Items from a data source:
^^^^^^^^^^^^^^^^

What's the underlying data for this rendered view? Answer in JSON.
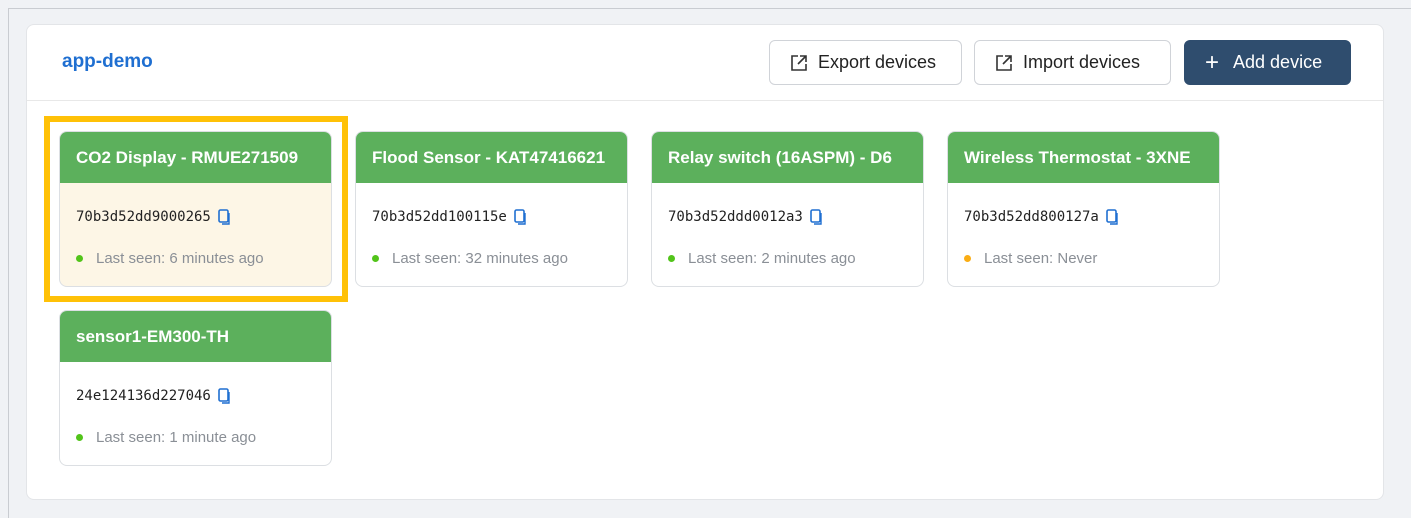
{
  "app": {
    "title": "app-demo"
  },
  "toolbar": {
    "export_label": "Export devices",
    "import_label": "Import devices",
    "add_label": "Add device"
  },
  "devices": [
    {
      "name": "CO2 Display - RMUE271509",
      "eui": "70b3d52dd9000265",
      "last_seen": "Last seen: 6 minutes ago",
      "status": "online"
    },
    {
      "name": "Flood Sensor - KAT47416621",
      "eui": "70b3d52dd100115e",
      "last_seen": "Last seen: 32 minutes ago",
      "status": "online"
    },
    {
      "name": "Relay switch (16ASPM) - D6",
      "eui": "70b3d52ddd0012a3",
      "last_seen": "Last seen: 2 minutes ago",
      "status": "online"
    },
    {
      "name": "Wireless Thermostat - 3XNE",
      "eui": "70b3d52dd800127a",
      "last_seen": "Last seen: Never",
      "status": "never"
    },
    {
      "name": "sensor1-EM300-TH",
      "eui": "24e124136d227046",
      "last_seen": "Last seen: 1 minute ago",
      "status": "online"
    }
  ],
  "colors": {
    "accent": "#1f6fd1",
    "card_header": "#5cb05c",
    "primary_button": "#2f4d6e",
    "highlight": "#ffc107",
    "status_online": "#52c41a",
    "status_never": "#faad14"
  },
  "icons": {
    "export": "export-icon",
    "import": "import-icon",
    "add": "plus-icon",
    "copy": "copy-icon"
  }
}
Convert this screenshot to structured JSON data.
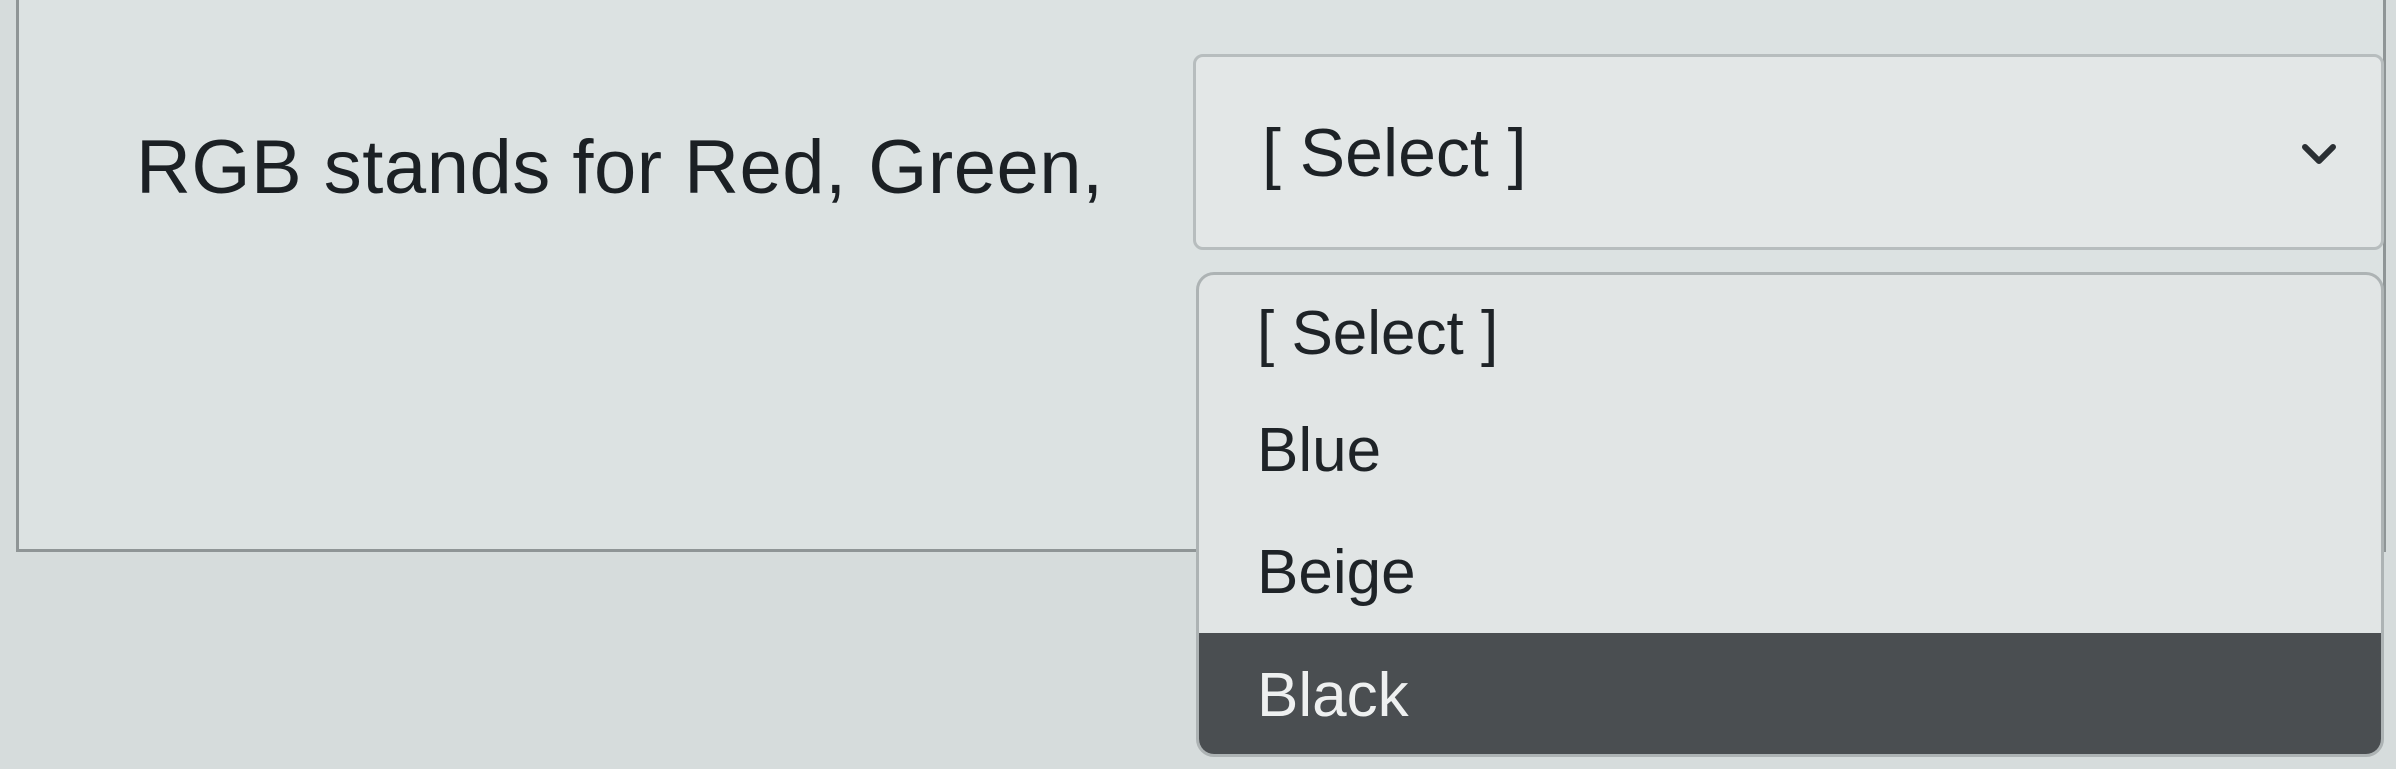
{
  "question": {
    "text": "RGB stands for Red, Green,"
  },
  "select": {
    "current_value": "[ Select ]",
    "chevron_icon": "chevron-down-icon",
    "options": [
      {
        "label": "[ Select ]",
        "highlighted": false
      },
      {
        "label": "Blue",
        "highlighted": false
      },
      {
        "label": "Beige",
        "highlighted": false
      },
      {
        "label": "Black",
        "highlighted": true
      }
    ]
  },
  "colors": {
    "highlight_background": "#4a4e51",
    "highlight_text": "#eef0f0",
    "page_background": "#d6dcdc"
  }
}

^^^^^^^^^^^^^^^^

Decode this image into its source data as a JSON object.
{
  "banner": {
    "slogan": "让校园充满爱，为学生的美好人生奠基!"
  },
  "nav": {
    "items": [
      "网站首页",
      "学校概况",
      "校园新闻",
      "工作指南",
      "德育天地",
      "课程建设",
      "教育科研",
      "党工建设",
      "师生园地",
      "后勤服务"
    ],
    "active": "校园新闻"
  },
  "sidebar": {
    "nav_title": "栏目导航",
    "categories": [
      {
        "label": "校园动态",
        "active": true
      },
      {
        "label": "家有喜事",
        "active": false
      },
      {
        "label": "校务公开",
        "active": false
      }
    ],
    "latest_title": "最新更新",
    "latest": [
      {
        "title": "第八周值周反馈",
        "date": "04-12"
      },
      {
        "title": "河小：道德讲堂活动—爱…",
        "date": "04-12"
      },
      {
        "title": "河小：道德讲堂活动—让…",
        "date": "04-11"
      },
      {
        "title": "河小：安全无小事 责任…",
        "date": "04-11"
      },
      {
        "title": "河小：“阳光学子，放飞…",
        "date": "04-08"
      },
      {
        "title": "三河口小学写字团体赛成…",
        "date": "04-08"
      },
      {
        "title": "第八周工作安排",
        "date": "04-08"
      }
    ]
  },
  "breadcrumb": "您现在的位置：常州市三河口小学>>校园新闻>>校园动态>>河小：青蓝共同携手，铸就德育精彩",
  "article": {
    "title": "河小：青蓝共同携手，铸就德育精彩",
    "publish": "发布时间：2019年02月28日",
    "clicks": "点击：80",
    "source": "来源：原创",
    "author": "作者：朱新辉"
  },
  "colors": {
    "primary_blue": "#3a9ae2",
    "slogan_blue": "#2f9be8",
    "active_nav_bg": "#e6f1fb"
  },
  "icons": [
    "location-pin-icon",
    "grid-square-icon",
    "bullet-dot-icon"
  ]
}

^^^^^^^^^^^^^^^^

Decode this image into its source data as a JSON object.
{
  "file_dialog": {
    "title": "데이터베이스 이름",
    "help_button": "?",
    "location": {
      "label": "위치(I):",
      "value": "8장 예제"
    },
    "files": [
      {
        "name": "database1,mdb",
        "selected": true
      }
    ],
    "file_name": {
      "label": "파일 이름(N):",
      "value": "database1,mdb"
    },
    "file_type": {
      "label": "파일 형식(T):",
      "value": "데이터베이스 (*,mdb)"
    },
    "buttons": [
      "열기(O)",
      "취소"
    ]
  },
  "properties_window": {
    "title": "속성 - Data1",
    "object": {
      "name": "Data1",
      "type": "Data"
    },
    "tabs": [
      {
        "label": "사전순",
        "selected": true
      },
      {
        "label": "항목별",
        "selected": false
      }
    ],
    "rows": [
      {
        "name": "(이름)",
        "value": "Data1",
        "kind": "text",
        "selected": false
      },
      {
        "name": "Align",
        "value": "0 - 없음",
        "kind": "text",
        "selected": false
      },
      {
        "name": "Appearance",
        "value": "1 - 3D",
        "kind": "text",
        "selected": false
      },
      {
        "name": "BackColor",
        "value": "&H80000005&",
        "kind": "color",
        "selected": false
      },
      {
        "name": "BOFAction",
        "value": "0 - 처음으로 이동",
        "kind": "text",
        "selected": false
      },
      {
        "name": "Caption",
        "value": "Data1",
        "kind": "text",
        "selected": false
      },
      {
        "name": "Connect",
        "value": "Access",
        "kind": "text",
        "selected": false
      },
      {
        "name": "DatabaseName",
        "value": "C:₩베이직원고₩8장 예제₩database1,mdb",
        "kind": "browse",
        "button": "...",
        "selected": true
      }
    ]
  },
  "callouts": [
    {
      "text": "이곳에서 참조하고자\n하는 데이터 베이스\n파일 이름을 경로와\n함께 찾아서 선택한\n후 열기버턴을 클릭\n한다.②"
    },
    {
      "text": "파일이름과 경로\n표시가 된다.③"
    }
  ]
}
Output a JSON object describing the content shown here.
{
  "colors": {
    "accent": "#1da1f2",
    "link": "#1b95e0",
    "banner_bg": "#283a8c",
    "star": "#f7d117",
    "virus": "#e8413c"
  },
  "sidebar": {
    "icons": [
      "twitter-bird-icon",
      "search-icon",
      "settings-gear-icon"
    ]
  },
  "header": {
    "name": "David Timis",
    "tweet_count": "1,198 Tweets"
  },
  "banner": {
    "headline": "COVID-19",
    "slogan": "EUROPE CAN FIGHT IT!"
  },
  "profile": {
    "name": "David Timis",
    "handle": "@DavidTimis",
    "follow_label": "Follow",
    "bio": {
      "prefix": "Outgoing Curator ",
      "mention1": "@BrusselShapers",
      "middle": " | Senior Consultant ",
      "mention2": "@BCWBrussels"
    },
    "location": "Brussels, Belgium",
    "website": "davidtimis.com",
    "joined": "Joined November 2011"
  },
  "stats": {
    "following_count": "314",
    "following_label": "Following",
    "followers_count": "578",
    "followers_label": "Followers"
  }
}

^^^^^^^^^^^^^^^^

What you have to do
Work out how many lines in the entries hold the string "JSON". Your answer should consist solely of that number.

Response below
5